Top of DATA FOR REVIEW

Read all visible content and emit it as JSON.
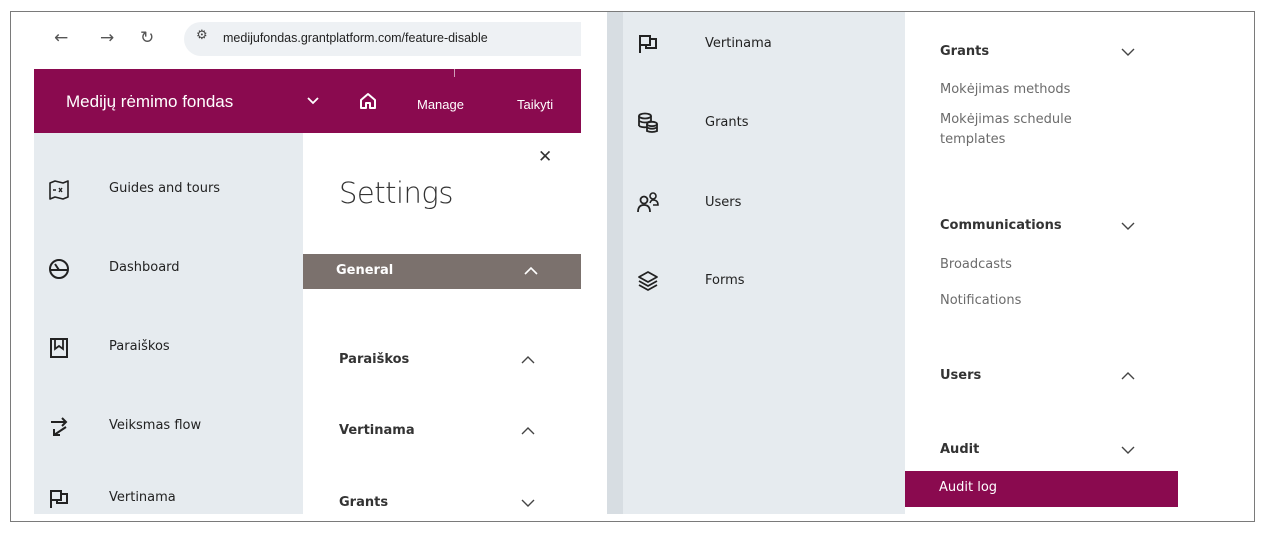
{
  "browser": {
    "url": "medijufondas.grantplatform.com/feature-disable",
    "back_icon": "back-arrow-icon",
    "forward_icon": "forward-arrow-icon",
    "reload_icon": "reload-icon",
    "site_info_icon": "site-settings-icon"
  },
  "appbar": {
    "brand": "Medijų rėmimo fondas",
    "nav": [
      "Manage",
      "Taikyti"
    ],
    "color": "#8a0a4f"
  },
  "sidebar_left": {
    "items": [
      {
        "label": "Guides and tours",
        "icon": "map-icon"
      },
      {
        "label": "Dashboard",
        "icon": "gauge-icon"
      },
      {
        "label": "Paraiškos",
        "icon": "bookmark-box-icon"
      },
      {
        "label": "Veiksmas flow",
        "icon": "flow-arrows-icon"
      },
      {
        "label": "Vertinama",
        "icon": "flag-icon"
      }
    ]
  },
  "settings": {
    "title": "Settings",
    "close_icon": "close-icon",
    "sections": [
      {
        "label": "General",
        "state": "expanded-active"
      },
      {
        "label": "Paraiškos",
        "state": "expanded"
      },
      {
        "label": "Vertinama",
        "state": "expanded"
      },
      {
        "label": "Grants",
        "state": "collapsed"
      }
    ]
  },
  "sidebar_right": {
    "items": [
      {
        "label": "Vertinama",
        "icon": "flag-icon"
      },
      {
        "label": "Grants",
        "icon": "coins-icon"
      },
      {
        "label": "Users",
        "icon": "users-icon"
      },
      {
        "label": "Forms",
        "icon": "layers-icon"
      }
    ]
  },
  "menu_right": {
    "groups": [
      {
        "label": "Grants",
        "state": "collapsed",
        "items": [
          "Mokėjimas methods",
          "Mokėjimas schedule templates"
        ]
      },
      {
        "label": "Communications",
        "state": "collapsed",
        "items": [
          "Broadcasts",
          "Notifications"
        ]
      },
      {
        "label": "Users",
        "state": "expanded",
        "items": []
      },
      {
        "label": "Audit",
        "state": "collapsed",
        "items": [
          "Audit log"
        ]
      }
    ],
    "active_item": "Audit log"
  }
}
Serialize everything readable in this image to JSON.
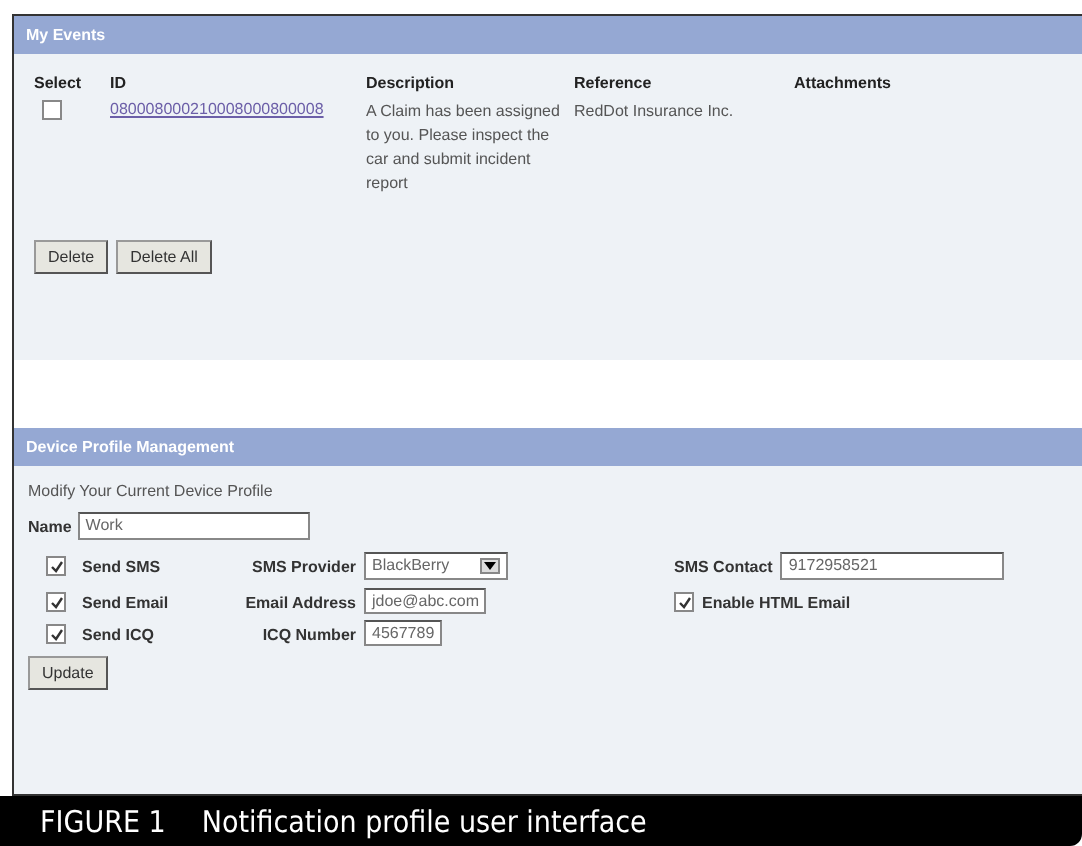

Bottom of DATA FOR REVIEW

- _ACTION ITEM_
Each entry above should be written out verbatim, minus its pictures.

- _RESULT BELOW_
Read all visible content and emit it as JSON.
{
  "browser": {
    "url": "medijufondas.grantplatform.com/feature-disable",
    "back_icon": "back-arrow-icon",
    "forward_icon": "forward-arrow-icon",
    "reload_icon": "reload-icon",
    "site_info_icon": "site-settings-icon"
  },
  "appbar": {
    "brand": "Medijų rėmimo fondas",
    "nav": [
      "Manage",
      "Taikyti"
    ],
    "color": "#8a0a4f"
  },
  "sidebar_left": {
    "items": [
      {
        "label": "Guides and tours",
        "icon": "map-icon"
      },
      {
        "label": "Dashboard",
        "icon": "gauge-icon"
      },
      {
        "label": "Paraiškos",
        "icon": "bookmark-box-icon"
      },
      {
        "label": "Veiksmas flow",
        "icon": "flow-arrows-icon"
      },
      {
        "label": "Vertinama",
        "icon": "flag-icon"
      }
    ]
  },
  "settings": {
    "title": "Settings",
    "close_icon": "close-icon",
    "sections": [
      {
        "label": "General",
        "state": "expanded-active"
      },
      {
        "label": "Paraiškos",
        "state": "expanded"
      },
      {
        "label": "Vertinama",
        "state": "expanded"
      },
      {
        "label": "Grants",
        "state": "collapsed"
      }
    ]
  },
  "sidebar_right": {
    "items": [
      {
        "label": "Vertinama",
        "icon": "flag-icon"
      },
      {
        "label": "Grants",
        "icon": "coins-icon"
      },
      {
        "label": "Users",
        "icon": "users-icon"
      },
      {
        "label": "Forms",
        "icon": "layers-icon"
      }
    ]
  },
  "menu_right": {
    "groups": [
      {
        "label": "Grants",
        "state": "collapsed",
        "items": [
          "Mokėjimas methods",
          "Mokėjimas schedule templates"
        ]
      },
      {
        "label": "Communications",
        "state": "collapsed",
        "items": [
          "Broadcasts",
          "Notifications"
        ]
      },
      {
        "label": "Users",
        "state": "expanded",
        "items": []
      },
      {
        "label": "Audit",
        "state": "collapsed",
        "items": [
          "Audit log"
        ]
      }
    ],
    "active_item": "Audit log"
  }
}
Serialize everything readable in this image to JSON.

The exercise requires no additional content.